and a rather nice beach to build a boat...
We went south of the river for a change on Saturday, to South Shields for fish and chips at Colman's. Don't let the fact that it's David Miliband's favourite restaurant put you off - it truly makes the best fish and chips I've ever tasted. You know how the batter always goes soggy, and you have to poke about inside for a bit of fish? Well, this was perfect - crispy light batter and beautifully thick, steaming cod fillet. I ate the lot - which isn't bad for a girl who's not that bothered about fish and chips, and has to be in the right mood for it.

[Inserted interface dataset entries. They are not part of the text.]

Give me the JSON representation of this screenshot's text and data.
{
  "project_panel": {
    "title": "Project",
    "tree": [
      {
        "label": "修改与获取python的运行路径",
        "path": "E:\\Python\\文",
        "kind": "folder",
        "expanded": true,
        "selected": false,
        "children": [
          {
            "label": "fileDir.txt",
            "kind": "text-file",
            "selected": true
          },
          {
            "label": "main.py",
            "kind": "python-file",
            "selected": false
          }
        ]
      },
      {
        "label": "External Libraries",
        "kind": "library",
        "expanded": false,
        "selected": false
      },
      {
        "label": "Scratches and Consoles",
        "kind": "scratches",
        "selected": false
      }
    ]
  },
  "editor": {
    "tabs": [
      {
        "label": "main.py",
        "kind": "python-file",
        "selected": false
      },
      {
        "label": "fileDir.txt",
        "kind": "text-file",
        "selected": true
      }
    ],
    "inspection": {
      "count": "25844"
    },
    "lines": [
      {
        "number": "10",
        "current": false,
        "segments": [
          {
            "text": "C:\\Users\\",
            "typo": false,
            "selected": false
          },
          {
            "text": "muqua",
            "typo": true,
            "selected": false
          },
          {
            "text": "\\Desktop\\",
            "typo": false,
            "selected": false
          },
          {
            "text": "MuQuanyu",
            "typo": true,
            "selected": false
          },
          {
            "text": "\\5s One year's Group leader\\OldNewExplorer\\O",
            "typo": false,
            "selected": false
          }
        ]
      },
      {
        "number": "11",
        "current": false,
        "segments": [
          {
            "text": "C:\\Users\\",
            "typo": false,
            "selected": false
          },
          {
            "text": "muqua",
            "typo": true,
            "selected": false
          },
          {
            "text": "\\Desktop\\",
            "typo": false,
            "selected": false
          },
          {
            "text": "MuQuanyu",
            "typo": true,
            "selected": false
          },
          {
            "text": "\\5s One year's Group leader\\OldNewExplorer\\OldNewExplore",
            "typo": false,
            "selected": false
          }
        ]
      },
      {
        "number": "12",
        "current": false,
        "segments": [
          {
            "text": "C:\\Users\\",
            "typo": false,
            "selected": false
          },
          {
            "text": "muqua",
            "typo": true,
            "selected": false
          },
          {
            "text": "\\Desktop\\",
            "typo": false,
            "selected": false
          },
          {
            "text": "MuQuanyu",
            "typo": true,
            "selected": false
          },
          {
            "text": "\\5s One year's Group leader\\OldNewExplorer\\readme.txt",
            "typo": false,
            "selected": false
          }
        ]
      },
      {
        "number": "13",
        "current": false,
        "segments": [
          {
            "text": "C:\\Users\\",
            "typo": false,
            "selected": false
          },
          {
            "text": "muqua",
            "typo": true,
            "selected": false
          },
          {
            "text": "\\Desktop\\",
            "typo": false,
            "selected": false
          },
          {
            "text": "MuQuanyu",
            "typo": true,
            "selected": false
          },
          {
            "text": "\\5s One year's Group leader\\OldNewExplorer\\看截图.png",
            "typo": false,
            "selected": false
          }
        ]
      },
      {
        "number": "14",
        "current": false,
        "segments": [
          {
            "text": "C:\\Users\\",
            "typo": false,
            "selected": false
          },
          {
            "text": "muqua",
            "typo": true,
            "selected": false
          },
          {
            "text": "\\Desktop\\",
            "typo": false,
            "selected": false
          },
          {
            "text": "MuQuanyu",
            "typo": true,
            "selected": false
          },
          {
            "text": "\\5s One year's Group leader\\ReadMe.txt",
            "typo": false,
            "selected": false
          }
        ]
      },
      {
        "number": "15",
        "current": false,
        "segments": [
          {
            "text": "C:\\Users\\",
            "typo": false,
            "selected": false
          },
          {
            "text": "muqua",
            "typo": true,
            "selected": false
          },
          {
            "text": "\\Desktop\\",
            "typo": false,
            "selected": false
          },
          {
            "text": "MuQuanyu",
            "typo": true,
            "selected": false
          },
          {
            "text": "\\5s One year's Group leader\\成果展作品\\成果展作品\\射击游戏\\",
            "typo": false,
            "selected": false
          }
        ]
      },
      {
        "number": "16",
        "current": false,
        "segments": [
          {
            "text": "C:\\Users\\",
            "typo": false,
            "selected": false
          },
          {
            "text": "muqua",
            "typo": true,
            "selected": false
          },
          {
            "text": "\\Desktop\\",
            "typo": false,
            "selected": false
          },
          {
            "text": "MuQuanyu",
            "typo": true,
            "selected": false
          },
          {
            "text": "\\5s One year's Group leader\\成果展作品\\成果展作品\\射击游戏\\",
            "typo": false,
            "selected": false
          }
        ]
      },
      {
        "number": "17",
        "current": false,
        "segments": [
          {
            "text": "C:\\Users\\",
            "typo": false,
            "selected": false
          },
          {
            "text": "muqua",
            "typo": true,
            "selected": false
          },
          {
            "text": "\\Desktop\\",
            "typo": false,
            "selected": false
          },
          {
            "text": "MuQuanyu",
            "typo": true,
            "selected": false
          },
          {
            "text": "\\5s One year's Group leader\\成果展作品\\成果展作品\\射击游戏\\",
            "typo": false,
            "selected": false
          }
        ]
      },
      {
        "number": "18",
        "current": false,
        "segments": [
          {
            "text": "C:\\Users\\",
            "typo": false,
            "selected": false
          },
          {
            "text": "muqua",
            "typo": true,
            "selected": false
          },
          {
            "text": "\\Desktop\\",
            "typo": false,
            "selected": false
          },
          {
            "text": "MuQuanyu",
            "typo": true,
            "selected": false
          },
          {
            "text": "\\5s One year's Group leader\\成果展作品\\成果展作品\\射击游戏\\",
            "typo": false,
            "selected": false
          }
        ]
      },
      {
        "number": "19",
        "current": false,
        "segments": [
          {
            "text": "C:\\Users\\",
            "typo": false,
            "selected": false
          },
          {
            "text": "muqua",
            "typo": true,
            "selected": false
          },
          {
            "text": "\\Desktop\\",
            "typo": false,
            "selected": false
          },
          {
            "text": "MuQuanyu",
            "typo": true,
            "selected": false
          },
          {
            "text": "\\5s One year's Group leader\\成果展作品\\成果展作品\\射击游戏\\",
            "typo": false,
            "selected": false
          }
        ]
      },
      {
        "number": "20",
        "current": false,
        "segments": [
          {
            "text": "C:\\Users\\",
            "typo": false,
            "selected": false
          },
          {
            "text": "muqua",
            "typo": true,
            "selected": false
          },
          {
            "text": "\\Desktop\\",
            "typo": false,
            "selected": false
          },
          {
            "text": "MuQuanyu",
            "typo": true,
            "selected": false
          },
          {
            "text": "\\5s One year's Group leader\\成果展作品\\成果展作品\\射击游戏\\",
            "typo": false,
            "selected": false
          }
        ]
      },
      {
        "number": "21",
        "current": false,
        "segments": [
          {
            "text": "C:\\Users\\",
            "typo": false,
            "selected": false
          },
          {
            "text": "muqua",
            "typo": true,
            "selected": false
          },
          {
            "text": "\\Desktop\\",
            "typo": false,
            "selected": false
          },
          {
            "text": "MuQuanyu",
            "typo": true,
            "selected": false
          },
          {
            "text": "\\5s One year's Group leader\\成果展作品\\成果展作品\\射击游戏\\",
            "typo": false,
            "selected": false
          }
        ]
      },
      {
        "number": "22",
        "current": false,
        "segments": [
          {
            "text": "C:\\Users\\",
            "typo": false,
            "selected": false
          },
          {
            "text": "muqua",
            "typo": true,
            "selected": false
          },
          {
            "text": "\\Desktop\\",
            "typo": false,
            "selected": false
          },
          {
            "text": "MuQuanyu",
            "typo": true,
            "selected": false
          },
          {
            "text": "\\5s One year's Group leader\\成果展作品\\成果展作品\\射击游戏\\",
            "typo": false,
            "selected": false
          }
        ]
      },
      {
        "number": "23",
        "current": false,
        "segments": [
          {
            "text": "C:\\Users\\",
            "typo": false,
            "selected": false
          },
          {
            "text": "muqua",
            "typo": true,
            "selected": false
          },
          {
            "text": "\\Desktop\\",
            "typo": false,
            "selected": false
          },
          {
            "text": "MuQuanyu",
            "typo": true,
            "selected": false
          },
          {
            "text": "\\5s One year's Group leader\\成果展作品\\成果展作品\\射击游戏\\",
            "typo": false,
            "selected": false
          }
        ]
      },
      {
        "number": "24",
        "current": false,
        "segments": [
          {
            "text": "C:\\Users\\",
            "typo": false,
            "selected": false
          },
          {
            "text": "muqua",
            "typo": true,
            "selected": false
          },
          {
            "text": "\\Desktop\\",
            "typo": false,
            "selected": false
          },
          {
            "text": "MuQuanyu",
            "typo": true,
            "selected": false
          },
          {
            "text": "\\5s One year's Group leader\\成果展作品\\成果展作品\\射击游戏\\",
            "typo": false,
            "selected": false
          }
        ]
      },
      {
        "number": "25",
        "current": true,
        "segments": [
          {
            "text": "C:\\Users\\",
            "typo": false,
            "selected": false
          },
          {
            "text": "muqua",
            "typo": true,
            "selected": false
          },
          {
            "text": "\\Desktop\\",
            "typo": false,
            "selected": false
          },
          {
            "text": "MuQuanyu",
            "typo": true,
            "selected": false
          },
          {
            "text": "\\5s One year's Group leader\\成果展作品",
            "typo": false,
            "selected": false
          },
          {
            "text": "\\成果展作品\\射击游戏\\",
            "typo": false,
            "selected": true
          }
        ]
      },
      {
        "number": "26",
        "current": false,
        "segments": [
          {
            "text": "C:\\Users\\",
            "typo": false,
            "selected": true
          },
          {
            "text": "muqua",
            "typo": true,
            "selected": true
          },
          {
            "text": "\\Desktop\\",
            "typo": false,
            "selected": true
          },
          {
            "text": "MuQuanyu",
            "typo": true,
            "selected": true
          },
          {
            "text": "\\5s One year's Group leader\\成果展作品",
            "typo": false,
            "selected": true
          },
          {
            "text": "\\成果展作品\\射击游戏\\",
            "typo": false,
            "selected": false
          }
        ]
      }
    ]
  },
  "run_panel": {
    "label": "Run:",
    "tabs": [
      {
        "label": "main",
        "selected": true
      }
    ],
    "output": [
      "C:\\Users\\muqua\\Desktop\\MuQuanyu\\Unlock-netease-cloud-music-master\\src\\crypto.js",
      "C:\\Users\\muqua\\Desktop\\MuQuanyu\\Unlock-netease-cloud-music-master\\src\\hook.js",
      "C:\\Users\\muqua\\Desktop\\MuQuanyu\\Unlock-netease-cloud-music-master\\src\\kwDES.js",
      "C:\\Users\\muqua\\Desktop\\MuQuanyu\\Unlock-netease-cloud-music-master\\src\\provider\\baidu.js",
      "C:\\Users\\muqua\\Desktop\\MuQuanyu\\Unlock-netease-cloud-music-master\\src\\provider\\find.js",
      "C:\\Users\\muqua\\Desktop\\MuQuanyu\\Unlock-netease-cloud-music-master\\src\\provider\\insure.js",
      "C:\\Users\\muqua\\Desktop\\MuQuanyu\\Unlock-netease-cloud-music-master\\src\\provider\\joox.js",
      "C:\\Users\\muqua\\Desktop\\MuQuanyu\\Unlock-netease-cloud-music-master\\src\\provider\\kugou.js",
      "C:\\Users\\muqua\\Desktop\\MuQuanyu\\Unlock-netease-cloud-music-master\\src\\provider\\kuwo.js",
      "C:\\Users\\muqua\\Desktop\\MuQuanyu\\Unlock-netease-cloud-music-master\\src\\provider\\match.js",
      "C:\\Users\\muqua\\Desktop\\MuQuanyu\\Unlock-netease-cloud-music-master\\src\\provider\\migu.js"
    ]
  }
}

Maybe it's the fact that we never had fish and chips as a kid (Mum never really liked the smell). I can remember eating them just twice - once somewhere in the middle of Lancashire on the way to visit my grandparents in Burnley (a four-hour trek at the best of times). We sat in a freezing cold, godforsaken valley at one of those terrible picnic spots with a dilapidated wooden picnic table and a rubbish bin. I can't remember whether the fish and chips were any good, but I do remember trying luminous green mushy peas for the first time, and marvelling at the taste.
The second time, Mum and Dad had gone away for a couple of days, and my Grandma and Great Aunty Win were babysitting me and my brother. It was a daredevil couple of days - we stayed up late! we went into town on the bus! (deepest East Anglia wasn't known for its buses at the best of times, so we'd spent most of our childhood being ferried about in a car, or riding on a bicycle) and most importantly we headed to the village chippy for tea. I have no idea whether our illicit fish and chips were any good or not, but we were entranced by the warm fug of the chip shop, the tiny wooden chip forks and the idea of your tea being wrapped in newspaper.